↓↓↓

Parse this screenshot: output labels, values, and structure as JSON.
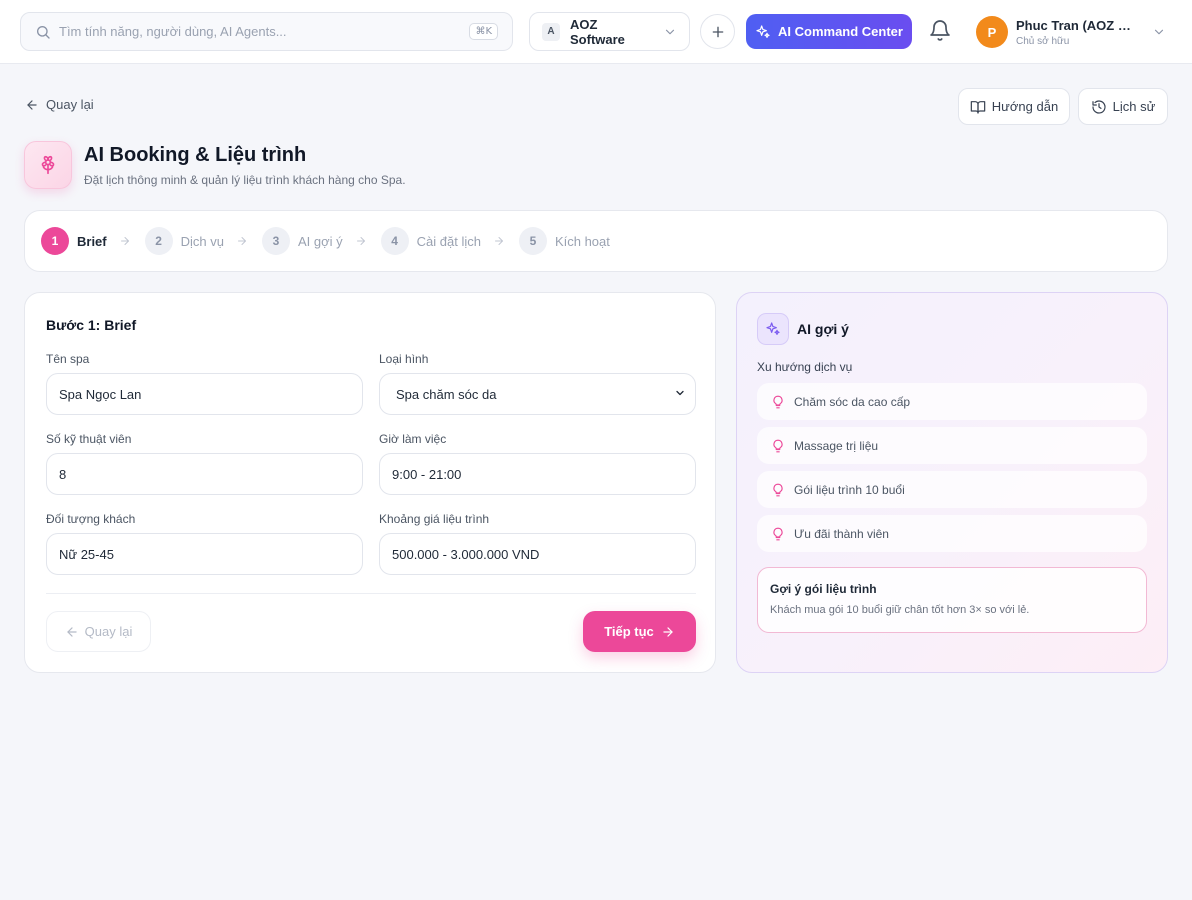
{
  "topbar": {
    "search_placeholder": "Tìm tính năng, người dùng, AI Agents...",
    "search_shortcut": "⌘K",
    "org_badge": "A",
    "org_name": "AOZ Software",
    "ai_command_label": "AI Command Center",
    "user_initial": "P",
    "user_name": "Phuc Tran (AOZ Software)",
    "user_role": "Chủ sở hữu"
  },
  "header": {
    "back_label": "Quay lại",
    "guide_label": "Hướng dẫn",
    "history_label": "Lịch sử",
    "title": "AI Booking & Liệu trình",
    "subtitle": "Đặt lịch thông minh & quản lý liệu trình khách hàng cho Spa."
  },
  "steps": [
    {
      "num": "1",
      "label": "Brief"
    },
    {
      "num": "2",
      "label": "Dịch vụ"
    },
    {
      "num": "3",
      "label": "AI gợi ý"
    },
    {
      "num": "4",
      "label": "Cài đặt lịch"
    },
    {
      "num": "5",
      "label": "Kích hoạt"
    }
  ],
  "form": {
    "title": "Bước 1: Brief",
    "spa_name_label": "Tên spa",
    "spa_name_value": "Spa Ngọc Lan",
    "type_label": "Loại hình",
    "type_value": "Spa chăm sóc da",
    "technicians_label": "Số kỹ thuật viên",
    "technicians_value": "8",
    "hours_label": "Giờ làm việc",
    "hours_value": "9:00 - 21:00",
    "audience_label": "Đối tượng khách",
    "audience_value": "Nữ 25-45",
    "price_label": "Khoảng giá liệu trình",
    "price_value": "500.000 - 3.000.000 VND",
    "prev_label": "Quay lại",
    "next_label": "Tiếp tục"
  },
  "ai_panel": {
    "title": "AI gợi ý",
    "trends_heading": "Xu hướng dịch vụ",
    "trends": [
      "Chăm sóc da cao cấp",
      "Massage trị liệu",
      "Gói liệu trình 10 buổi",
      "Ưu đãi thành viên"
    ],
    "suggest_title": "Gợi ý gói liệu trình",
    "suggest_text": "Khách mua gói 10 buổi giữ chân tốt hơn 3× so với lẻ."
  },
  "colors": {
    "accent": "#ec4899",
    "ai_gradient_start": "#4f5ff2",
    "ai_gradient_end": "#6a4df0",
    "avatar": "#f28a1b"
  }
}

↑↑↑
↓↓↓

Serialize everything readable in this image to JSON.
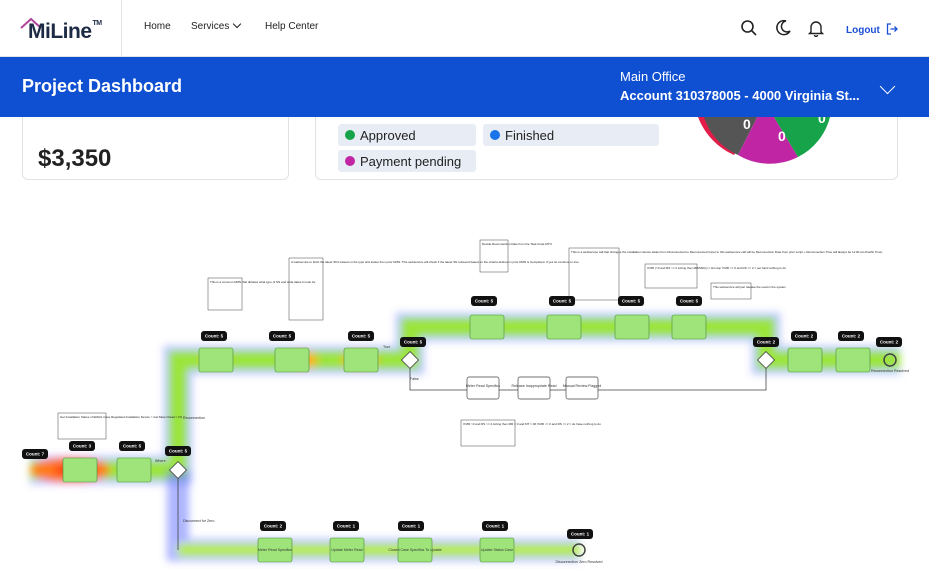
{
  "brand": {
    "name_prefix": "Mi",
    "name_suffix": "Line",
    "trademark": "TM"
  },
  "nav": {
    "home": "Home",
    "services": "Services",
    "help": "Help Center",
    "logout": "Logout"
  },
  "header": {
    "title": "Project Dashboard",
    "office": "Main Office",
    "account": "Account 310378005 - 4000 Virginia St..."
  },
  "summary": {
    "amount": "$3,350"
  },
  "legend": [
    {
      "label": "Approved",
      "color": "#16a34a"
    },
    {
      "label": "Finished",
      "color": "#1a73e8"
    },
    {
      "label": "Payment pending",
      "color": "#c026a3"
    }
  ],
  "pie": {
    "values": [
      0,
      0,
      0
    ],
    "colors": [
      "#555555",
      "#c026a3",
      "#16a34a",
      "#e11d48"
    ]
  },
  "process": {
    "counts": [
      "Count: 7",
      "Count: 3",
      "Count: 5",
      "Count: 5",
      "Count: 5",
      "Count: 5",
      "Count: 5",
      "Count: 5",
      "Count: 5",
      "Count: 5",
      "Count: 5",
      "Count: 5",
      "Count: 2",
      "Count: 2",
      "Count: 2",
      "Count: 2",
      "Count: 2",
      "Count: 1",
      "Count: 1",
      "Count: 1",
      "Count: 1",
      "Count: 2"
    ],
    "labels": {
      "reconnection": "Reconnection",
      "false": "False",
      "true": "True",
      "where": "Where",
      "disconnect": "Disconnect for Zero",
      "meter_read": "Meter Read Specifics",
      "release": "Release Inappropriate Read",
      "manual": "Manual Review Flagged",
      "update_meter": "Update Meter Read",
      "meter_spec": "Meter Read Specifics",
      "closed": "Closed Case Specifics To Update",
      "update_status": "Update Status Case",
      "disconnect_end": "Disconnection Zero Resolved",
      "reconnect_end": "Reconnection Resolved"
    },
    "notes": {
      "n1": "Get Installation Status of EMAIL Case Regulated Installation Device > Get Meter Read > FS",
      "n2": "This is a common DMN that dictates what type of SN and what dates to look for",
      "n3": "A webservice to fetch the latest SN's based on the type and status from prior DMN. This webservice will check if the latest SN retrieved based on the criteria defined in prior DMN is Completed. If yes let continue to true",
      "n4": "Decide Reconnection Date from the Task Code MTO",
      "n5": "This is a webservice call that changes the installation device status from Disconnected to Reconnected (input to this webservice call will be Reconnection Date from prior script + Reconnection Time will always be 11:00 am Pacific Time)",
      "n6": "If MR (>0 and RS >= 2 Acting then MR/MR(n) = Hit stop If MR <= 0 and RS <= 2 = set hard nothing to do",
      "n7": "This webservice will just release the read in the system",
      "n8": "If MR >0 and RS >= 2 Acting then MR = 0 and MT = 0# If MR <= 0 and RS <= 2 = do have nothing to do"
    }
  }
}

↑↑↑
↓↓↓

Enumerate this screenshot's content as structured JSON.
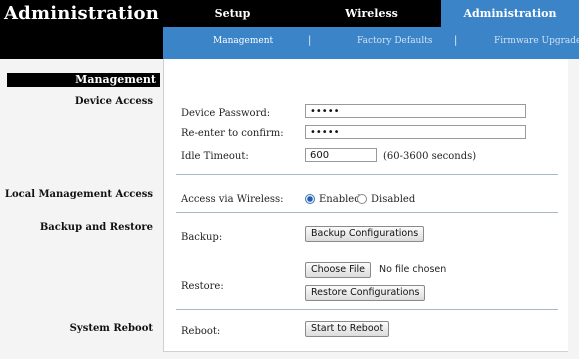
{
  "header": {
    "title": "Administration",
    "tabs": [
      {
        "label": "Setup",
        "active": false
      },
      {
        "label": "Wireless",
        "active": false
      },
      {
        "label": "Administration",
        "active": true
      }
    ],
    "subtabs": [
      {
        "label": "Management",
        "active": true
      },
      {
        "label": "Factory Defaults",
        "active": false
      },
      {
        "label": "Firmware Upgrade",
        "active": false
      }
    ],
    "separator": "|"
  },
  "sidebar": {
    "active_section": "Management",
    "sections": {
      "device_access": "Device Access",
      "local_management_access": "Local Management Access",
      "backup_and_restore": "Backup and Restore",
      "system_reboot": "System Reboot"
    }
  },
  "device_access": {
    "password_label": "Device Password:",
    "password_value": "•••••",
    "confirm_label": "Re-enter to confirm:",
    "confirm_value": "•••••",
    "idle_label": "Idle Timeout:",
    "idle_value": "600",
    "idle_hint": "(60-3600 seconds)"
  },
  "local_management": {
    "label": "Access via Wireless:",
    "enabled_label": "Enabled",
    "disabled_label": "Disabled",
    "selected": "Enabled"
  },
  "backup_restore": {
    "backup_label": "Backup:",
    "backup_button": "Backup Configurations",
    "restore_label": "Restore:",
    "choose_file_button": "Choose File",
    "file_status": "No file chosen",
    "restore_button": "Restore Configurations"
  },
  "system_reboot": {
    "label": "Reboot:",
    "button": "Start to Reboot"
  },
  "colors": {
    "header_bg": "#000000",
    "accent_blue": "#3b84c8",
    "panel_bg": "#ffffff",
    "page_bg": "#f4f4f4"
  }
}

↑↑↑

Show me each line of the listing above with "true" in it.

> **Result for this exercise**:
      "true": "True",
      "n3": "A webservice to fetch the latest SN's based on the type and status from prior DMN. This webservice will check if the latest SN retrieved based on the criteria defined in prior DMN is Completed. If yes let continue to true",
        "active": true
        "active": true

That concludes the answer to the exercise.